> _Problem to work on_: A single figure is the whole answer: the number of lines in the records that contain "name".

Data for this exercise below:

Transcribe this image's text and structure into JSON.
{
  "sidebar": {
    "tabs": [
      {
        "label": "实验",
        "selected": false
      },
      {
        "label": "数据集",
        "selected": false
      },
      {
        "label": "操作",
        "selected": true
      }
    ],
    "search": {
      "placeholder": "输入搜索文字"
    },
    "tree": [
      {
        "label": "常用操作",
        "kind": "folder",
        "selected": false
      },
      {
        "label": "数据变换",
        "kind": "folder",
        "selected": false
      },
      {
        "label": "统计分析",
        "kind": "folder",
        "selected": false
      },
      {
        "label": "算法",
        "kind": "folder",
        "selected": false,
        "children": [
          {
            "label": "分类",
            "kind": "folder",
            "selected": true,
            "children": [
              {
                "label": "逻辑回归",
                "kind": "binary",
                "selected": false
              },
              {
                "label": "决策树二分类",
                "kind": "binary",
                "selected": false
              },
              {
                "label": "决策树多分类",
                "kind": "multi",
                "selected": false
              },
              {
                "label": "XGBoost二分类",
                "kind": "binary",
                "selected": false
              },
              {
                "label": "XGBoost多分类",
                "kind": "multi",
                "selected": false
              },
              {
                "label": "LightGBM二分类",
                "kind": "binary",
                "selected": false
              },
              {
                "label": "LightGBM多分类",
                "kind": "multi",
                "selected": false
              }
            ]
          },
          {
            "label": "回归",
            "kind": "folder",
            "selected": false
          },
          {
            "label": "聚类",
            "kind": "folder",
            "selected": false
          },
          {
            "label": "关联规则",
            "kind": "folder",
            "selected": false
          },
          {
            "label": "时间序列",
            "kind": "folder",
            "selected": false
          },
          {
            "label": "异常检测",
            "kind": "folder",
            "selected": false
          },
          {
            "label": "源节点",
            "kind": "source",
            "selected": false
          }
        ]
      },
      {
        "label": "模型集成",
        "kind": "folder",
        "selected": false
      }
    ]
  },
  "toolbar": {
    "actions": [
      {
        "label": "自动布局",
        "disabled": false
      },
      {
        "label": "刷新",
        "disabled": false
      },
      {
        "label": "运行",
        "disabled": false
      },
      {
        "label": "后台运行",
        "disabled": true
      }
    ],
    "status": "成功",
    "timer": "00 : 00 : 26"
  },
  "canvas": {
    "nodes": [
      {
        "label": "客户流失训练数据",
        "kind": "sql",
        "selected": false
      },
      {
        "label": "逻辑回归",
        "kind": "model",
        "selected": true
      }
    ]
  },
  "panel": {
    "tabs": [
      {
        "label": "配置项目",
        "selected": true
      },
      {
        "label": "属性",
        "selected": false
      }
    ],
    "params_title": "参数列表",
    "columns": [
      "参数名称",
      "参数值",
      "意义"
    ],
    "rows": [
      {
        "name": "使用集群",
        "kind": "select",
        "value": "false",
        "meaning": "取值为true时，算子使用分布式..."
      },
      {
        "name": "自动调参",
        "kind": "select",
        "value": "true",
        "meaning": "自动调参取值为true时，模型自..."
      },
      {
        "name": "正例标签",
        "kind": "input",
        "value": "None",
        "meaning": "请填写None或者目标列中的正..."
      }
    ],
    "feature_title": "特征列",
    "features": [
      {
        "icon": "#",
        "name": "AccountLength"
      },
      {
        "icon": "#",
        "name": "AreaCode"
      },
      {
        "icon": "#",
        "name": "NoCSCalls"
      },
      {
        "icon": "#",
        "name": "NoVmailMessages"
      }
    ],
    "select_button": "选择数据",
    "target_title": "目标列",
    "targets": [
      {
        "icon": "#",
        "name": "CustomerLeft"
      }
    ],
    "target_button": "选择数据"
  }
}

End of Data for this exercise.
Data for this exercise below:

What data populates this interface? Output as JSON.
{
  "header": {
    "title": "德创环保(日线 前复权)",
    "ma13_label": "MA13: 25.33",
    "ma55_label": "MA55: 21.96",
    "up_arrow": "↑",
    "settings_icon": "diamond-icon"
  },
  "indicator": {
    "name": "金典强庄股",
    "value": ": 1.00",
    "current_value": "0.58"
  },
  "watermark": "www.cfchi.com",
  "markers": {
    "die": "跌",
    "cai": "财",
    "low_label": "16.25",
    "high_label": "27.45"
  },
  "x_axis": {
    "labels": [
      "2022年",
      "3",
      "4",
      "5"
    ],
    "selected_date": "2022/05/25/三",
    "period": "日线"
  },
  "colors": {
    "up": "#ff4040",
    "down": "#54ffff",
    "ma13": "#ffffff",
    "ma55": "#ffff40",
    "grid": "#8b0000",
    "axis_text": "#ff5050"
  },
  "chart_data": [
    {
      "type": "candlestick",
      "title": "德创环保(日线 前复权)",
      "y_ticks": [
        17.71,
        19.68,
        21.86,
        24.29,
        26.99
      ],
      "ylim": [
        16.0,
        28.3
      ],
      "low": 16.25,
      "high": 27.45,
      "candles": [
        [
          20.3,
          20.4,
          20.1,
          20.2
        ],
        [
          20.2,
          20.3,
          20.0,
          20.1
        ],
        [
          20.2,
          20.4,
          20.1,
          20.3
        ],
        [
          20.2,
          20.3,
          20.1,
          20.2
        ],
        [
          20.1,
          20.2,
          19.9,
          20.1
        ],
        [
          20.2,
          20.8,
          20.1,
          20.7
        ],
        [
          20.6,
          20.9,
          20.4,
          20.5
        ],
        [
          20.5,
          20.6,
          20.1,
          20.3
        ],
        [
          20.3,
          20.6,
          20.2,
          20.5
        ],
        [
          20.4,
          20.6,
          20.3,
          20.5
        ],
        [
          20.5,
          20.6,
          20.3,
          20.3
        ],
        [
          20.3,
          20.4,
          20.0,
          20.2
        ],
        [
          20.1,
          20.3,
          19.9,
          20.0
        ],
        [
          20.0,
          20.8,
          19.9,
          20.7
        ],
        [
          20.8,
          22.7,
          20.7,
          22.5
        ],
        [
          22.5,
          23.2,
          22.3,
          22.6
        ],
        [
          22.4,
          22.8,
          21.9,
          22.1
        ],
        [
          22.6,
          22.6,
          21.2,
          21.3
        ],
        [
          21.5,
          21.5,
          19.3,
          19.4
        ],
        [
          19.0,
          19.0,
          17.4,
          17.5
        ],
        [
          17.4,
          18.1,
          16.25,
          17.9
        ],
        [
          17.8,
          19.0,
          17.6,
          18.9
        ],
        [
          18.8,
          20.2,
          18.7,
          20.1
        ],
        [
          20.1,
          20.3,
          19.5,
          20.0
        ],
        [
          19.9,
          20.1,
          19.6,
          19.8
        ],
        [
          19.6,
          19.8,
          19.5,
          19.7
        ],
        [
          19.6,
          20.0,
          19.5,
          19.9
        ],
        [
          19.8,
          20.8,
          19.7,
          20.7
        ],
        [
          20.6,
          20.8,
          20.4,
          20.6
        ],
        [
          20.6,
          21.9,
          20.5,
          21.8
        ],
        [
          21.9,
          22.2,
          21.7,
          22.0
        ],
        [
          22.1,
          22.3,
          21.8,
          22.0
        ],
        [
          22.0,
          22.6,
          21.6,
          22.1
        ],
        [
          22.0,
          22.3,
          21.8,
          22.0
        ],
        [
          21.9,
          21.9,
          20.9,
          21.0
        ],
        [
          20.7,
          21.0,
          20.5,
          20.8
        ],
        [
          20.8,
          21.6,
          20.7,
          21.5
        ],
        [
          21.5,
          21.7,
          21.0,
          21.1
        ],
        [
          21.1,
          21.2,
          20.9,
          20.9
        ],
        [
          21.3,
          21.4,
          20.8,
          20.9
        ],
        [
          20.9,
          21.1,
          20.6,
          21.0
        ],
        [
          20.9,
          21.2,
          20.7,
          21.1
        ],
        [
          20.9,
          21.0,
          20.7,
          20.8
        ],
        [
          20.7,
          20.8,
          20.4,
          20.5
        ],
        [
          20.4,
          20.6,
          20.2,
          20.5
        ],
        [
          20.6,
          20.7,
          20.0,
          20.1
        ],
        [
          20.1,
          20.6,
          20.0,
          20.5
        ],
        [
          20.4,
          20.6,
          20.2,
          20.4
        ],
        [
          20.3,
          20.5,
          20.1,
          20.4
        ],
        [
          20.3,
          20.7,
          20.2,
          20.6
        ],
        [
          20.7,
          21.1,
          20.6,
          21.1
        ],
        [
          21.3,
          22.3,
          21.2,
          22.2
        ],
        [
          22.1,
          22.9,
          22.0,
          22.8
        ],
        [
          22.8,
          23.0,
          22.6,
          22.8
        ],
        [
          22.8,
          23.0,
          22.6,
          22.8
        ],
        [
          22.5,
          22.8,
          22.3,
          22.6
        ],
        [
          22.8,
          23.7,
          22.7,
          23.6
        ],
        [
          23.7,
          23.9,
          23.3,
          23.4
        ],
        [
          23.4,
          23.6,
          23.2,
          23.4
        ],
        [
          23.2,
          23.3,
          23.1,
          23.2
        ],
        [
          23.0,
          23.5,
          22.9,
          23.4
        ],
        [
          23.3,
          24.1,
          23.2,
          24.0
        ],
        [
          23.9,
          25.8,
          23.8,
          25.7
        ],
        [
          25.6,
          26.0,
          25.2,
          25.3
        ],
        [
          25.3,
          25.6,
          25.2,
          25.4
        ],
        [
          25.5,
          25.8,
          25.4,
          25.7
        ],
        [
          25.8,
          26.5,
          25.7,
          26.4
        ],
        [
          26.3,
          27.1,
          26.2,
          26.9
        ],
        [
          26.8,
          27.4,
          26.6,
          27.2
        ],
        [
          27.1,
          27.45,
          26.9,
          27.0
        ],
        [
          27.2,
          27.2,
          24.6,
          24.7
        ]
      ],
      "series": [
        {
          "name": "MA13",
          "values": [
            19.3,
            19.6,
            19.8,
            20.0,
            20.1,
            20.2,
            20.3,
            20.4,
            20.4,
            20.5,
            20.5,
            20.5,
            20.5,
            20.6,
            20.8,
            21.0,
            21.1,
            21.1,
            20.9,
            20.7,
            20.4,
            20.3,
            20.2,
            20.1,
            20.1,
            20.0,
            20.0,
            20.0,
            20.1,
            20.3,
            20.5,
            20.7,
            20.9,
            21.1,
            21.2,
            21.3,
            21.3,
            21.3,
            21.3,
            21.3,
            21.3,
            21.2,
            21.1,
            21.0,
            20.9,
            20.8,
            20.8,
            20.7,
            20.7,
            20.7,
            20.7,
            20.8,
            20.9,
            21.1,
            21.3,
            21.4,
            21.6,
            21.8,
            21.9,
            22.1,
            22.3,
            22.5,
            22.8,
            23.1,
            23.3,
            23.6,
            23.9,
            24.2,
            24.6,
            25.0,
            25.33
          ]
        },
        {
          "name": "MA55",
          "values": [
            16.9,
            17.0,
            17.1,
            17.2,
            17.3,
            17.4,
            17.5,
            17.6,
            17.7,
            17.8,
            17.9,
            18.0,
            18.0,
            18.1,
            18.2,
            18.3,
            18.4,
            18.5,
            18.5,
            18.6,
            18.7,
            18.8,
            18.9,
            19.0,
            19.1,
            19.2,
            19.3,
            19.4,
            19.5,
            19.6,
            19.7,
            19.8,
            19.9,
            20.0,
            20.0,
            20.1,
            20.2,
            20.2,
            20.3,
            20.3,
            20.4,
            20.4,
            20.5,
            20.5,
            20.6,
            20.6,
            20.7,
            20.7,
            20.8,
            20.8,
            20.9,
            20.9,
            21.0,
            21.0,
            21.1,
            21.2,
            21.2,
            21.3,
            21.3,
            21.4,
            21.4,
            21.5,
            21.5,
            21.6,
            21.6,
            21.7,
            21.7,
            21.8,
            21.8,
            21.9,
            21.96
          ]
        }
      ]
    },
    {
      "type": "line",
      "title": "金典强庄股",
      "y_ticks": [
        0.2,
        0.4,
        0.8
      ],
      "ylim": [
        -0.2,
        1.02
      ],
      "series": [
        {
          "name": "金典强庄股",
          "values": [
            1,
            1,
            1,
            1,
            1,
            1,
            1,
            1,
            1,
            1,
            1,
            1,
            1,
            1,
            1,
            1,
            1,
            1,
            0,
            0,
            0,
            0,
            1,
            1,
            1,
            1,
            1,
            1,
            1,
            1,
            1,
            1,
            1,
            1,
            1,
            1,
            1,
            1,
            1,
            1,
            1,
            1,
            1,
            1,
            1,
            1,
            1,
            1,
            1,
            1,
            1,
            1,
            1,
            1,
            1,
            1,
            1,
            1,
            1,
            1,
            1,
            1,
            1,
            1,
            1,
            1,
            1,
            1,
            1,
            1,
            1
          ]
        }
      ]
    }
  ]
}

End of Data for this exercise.

> _Solution for this problem_: 12